The Cambridge Analytica company, based in London, that through an application of a psychological test had access to the data of more than 50 million users would have used them to try to influence the 2016 U.S. presidential elections, according to research.


Before Trump-Xi meeting, China asks the US to cancel sanctions against Huawei

The United States should immediately withdraw sanctions against the Chinese telecommunications equipment firm Huawei, said Gao Feng, spokesman for the Ministry of Commerce in Beijing, hours before the leaders of both countries meet to discuss trade.

China opposes US abuse of export controls and urges Washington to return to the path of cooperation, Feng said.

On Wednesday, US President Donald Trump said it is possible to reach an agreement with his counterpart Xi Jinping this weekend, when both are in the framework of the G20 summit in Japan, although he said he is willing to impose tariffs on almost all imports of Chinese products if the talks fail.

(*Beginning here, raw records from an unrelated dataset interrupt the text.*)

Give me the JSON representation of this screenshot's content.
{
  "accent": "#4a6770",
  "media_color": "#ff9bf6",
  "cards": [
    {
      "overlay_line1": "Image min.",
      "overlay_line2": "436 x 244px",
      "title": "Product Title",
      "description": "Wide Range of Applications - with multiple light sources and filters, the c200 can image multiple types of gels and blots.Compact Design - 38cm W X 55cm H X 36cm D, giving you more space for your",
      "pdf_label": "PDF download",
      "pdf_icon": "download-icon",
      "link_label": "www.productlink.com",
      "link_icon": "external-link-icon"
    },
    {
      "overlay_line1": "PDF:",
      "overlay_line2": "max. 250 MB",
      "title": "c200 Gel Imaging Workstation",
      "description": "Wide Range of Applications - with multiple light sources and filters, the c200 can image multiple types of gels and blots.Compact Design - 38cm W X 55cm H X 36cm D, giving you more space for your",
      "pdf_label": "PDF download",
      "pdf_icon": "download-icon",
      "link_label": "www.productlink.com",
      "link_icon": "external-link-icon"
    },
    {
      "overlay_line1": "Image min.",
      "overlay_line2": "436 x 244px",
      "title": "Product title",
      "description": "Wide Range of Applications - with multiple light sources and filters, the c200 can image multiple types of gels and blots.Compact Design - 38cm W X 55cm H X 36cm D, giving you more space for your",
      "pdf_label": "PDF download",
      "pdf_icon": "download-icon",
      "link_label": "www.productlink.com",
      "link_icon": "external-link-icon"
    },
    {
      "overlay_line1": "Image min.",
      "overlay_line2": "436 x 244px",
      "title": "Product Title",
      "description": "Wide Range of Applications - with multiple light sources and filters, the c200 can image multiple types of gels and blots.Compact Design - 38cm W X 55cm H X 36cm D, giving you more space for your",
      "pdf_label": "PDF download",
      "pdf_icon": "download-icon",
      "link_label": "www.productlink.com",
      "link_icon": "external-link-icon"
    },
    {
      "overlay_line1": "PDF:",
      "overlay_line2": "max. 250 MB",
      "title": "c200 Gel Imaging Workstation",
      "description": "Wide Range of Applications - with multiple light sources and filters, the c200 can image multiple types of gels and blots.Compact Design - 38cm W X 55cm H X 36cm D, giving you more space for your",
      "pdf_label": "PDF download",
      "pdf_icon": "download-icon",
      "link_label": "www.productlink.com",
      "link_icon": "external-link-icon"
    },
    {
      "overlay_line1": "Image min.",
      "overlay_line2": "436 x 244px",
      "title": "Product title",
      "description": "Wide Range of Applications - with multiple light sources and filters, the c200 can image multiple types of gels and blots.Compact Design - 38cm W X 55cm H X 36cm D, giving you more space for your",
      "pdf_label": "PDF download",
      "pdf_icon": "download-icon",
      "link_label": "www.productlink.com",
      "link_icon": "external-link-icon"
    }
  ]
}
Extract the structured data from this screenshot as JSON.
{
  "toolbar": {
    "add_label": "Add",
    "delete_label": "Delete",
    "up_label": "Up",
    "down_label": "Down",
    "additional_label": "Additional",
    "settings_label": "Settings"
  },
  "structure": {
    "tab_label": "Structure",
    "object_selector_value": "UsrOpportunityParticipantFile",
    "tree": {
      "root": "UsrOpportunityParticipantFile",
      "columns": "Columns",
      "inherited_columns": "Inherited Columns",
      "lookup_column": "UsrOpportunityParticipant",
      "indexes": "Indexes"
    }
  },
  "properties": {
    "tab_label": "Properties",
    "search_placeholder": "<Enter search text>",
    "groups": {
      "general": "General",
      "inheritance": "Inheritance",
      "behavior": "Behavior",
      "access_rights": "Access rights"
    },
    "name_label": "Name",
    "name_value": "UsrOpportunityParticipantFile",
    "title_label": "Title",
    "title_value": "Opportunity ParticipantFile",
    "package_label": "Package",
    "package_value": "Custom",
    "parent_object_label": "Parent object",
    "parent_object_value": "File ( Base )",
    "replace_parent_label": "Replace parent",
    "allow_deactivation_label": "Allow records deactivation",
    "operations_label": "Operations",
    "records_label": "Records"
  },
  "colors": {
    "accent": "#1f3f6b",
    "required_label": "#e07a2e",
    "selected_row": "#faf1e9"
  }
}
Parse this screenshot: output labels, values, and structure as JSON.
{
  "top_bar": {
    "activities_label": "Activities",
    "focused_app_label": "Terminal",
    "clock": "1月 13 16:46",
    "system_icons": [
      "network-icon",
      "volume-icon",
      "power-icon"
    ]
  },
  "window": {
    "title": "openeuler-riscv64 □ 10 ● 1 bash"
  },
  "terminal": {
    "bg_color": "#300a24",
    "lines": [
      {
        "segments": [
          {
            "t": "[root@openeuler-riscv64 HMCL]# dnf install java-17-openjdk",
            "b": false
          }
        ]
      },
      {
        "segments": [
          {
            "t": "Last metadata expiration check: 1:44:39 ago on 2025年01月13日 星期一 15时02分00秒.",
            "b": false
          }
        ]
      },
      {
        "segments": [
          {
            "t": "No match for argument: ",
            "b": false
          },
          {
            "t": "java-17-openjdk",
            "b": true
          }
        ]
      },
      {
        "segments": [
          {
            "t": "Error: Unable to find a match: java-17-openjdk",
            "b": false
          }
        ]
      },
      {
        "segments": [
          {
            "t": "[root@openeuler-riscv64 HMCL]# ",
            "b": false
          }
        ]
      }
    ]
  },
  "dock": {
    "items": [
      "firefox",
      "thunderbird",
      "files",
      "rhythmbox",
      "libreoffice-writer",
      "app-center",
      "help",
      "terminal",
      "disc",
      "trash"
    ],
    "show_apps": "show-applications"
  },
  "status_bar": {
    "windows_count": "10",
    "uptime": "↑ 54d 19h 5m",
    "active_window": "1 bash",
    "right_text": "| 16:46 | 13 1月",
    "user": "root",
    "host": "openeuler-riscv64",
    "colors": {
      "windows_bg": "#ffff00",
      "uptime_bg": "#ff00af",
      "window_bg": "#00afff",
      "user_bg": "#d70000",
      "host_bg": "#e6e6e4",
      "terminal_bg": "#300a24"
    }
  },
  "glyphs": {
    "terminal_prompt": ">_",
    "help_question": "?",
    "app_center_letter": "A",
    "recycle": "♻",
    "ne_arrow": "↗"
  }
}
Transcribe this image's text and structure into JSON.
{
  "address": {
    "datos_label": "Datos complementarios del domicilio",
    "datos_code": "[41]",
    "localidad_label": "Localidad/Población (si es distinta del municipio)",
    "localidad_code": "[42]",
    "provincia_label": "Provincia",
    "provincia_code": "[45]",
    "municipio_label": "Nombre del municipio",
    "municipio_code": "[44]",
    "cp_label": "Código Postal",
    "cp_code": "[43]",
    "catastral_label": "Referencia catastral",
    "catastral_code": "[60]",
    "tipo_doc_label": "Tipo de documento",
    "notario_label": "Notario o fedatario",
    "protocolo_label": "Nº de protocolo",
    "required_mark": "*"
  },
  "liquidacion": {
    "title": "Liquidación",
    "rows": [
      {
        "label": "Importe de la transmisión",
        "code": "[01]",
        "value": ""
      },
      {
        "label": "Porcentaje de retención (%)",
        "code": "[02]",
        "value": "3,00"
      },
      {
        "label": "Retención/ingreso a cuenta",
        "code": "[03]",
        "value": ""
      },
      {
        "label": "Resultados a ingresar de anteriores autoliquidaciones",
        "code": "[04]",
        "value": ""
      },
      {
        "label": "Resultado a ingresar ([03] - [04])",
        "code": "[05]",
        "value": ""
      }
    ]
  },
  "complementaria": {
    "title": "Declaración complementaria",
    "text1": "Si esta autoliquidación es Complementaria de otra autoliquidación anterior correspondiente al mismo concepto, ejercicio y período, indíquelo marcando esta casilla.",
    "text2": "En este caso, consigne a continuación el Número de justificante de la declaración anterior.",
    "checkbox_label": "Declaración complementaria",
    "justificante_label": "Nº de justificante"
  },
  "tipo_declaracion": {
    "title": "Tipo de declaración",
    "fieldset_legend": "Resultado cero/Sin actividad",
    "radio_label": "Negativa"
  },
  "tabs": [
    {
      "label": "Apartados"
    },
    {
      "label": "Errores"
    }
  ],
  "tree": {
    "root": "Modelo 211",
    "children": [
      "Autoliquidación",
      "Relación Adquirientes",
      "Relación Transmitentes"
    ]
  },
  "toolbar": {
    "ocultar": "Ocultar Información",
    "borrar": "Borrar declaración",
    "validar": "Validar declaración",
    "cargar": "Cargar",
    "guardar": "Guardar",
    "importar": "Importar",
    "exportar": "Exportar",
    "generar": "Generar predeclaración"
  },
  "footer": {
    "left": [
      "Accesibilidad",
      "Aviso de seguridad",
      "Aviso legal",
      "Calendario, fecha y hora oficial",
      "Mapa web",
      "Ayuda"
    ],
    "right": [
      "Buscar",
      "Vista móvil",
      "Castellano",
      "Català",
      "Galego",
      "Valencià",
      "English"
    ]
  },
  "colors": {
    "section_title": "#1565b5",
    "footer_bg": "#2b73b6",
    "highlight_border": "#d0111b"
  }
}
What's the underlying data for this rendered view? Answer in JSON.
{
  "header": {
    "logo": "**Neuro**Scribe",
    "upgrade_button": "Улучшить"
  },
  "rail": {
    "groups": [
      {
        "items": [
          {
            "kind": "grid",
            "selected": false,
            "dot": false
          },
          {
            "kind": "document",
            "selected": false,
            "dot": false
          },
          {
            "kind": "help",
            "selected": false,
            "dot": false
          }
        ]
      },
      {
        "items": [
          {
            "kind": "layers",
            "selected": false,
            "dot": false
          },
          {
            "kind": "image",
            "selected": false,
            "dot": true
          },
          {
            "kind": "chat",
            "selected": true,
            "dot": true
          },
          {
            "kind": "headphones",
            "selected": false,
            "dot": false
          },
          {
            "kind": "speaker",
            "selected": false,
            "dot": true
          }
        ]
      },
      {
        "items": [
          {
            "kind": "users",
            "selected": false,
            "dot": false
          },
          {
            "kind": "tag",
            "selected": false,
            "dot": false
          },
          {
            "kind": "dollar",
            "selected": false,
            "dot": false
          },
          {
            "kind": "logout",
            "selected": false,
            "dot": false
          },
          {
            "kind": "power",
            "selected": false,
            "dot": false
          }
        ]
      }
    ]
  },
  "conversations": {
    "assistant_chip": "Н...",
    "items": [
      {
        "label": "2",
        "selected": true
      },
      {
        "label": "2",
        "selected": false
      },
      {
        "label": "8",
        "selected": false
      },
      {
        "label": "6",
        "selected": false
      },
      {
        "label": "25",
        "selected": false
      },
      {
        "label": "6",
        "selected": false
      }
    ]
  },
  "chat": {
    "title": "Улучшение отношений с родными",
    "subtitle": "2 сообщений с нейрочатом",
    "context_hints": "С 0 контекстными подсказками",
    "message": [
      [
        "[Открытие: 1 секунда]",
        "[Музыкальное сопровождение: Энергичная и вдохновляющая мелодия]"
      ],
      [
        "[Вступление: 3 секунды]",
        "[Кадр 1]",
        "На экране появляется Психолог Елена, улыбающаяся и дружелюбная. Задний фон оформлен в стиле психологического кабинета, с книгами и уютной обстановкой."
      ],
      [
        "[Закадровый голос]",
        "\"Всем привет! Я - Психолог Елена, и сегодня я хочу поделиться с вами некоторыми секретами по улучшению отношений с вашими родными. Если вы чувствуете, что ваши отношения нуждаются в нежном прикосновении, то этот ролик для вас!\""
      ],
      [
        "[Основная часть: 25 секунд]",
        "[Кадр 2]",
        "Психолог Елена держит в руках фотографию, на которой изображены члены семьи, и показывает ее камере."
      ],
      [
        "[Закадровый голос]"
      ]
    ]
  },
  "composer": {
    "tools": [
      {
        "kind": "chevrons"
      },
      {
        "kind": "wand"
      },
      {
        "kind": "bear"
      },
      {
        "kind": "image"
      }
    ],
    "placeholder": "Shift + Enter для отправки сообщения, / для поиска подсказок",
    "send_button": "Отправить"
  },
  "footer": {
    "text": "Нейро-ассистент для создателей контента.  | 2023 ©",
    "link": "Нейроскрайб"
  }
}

Trump has suggested that Huawei could be part of the agreement

Meanwhile, the newspaper The Wall Street Journal reported that Xi plans to present to Trump the terms to end the trade dispute, including the withdrawal of a ban on the sale of US technology to Huawei.

Trump is scheduled to meet with Xi in the Japanese city of Osaka, at 11:30 local time on Saturday.


Credit risk rating agencies warn that the “Fernández plan” for Argentine debt would be considered a default

In the midst of the electoral campaign, despite the lack of months for the presidential elections, the issue of debt once again raises concerns in the financial market. The oratory of some candidates (mainly from the opposition) is not music for the ears of investors.

Argentina, which was considered a “serial defaulter” by the world, could play again with fire. Although the specific plans are not known, Kirchnerism – with Cristina Fernández at the helm but recently with several definitions left by Alberto Fernández – is the political space that most fuses the idea of ​​a debt restructuring.

Will it be friendly or unilateral? It is not known. But the risk rating agencies, that is, the market players that note the bonds issued by the countries, are on high alert for the possibility that Argentina will again default on the debt.

“It is difficult to comment on what is said in the campaign. We will see what the winner does. But yes, any restructuring of debt with private bondholders is a default. Under our definition and that of ISDA, I don’t know if it’s what they propose or what they have in mind. Clearly, restructuring is making a default, but we’ll see what they do,” said Gabriel Torres, VP and senior credit officer of Moody’s.

Candidate for president, Alberto Fernández, spoke several times of raising some measure of waiting for private creditors. He knows that to extend the deadlines with the International Monetary Fund, he would need to commit to a series of structural reforms that he does not want to face. Nor can the Fund be defaulted. Hence the “adjustment variable” is the holders of private bonds.

Recently, Fernández prepared a document with Sergio Massa in which they commit to work on various issues as a result of the alliance they sealed. In one of them, they talk about debt treatment.

“The situation of violent financial instability, generated by over-indebtedness, should be addressed through broad agreements with creditors, which contemplate the need to guarantee an inclusive growth process as the only resource to meet external and internal commitments” , explains the platform approved by Massa and Fernández.